====== Data section

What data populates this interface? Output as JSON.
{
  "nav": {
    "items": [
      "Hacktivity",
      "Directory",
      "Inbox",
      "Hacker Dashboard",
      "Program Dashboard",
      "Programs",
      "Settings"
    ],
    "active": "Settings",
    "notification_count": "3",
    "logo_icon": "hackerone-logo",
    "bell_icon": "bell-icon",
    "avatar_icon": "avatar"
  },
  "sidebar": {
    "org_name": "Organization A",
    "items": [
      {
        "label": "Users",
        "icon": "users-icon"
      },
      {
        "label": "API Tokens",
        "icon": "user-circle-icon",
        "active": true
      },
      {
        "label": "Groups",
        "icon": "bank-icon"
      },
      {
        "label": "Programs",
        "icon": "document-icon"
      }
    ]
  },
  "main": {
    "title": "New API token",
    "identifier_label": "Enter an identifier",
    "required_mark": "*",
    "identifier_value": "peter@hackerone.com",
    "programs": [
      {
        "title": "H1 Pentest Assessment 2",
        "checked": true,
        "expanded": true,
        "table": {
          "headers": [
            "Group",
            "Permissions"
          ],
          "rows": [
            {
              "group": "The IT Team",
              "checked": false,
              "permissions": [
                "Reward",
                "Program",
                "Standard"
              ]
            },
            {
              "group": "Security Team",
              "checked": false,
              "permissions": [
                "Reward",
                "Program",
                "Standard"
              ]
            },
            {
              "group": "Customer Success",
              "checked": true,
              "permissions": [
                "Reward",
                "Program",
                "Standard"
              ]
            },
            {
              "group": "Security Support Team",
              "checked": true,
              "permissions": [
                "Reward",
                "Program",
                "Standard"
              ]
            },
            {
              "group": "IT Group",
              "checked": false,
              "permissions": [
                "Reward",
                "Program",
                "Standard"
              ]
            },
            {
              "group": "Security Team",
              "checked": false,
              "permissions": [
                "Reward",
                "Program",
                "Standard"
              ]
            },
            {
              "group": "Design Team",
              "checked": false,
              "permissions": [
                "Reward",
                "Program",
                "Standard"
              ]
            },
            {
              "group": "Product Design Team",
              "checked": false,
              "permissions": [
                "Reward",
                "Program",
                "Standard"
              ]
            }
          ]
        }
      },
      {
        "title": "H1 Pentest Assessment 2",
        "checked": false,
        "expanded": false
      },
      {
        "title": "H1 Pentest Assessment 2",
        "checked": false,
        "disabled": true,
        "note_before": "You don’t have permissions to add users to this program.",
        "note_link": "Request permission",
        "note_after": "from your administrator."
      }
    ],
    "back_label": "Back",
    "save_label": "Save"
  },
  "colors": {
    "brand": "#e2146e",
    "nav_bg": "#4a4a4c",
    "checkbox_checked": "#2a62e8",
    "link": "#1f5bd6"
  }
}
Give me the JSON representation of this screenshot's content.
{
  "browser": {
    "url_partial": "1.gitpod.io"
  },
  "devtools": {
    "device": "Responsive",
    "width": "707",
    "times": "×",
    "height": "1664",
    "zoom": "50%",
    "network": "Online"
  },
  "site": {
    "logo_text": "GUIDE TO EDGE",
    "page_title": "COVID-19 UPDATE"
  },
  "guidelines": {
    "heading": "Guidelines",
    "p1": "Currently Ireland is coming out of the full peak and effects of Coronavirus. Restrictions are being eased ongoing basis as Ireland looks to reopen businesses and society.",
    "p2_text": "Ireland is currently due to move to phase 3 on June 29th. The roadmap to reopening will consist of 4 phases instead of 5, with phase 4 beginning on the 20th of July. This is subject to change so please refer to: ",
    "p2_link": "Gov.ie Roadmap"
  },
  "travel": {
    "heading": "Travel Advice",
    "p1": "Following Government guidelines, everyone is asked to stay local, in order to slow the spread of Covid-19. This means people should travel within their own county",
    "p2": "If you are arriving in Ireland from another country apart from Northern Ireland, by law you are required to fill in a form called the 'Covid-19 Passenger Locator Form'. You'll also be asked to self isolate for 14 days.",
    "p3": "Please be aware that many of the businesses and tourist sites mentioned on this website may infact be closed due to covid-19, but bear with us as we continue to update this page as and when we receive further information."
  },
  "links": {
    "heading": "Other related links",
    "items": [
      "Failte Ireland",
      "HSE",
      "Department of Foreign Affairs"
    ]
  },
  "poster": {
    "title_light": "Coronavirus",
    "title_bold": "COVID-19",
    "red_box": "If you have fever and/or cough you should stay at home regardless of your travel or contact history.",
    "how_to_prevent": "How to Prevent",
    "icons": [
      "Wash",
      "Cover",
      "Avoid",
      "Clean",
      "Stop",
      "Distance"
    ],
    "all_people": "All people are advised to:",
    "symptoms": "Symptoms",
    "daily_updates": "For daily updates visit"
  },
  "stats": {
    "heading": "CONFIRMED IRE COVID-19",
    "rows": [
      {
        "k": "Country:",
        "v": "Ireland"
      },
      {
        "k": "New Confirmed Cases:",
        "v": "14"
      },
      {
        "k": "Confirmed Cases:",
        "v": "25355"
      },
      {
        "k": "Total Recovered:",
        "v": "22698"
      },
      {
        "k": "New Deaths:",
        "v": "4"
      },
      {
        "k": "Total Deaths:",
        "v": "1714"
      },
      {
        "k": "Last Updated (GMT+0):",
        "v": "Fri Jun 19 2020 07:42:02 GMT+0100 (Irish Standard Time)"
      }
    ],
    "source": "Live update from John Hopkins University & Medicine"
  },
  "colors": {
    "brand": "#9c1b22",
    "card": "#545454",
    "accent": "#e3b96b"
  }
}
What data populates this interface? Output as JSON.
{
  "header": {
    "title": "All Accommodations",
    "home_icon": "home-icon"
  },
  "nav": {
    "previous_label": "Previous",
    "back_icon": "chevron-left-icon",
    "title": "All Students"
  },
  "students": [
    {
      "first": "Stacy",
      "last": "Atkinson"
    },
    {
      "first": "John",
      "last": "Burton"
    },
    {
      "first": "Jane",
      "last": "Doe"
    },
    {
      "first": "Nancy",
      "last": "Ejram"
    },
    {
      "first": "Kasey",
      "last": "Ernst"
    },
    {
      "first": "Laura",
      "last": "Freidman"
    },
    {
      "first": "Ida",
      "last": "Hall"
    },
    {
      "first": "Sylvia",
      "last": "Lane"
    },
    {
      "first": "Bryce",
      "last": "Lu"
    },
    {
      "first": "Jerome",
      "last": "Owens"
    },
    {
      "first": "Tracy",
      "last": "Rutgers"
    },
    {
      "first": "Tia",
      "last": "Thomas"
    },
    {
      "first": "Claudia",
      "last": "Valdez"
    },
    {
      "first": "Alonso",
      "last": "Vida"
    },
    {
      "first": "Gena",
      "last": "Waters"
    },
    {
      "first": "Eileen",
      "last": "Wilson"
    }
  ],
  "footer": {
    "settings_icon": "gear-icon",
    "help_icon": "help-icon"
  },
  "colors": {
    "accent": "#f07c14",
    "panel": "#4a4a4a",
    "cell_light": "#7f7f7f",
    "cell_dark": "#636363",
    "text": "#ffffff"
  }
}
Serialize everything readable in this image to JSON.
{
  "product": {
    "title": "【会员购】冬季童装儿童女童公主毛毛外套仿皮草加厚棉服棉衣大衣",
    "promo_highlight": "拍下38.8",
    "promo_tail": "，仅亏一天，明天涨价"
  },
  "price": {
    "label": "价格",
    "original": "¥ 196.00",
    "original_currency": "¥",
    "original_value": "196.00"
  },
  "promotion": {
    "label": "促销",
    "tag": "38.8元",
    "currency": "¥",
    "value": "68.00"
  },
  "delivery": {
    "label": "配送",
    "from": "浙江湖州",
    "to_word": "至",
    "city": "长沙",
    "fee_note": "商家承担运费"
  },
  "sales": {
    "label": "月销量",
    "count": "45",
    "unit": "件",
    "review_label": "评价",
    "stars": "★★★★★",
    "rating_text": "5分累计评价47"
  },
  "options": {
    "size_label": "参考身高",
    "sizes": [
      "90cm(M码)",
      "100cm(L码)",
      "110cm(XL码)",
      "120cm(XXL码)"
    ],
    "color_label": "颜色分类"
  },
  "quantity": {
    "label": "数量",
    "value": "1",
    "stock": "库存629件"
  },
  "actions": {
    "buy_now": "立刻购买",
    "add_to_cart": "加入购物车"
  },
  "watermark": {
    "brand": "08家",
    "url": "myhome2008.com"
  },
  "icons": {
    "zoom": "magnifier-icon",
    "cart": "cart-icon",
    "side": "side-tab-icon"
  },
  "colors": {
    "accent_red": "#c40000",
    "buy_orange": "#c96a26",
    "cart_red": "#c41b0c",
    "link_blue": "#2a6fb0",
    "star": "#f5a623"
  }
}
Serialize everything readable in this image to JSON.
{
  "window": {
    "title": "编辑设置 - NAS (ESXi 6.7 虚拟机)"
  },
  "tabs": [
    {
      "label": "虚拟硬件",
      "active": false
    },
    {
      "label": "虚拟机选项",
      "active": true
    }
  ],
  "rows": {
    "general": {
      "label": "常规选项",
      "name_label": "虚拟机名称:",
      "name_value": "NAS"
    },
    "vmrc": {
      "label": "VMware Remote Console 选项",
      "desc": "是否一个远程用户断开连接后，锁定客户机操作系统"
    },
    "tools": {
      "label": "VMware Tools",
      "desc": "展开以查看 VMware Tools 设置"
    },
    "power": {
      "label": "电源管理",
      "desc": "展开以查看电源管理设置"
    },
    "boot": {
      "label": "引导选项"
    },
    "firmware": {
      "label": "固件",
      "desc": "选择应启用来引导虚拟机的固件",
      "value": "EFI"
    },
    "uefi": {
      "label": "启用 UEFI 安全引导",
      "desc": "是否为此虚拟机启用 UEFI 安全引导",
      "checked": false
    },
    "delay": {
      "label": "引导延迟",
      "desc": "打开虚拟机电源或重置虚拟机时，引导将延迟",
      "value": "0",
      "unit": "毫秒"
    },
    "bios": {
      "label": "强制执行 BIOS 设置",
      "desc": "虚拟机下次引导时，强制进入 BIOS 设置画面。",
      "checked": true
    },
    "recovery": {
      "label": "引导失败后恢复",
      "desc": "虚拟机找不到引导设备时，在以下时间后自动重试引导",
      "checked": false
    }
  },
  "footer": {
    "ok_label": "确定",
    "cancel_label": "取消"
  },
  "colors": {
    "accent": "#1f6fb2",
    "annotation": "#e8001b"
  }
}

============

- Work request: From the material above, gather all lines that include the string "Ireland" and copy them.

- Solution for this task:
    "p1": "Currently Ireland is coming out of the full peak and effects of Coronavirus. Restrictions are being eased ongoing basis as Ireland looks to reopen businesses and society.",
    "p2_text": "Ireland is currently due to move to phase 3 on June 29th. The roadmap to reopening will consist of 4 phases instead of 5, with phase 4 beginning on the 20th of July. This is subject to change so please refer to: ",
    "p2": "If you are arriving in Ireland from another country apart from Northern Ireland, by law you are required to fill in a form called the 'Covid-19 Passenger Locator Form'. You'll also be asked to self isolate for 14 days.",
      "Failte Ireland",
        "v": "Ireland"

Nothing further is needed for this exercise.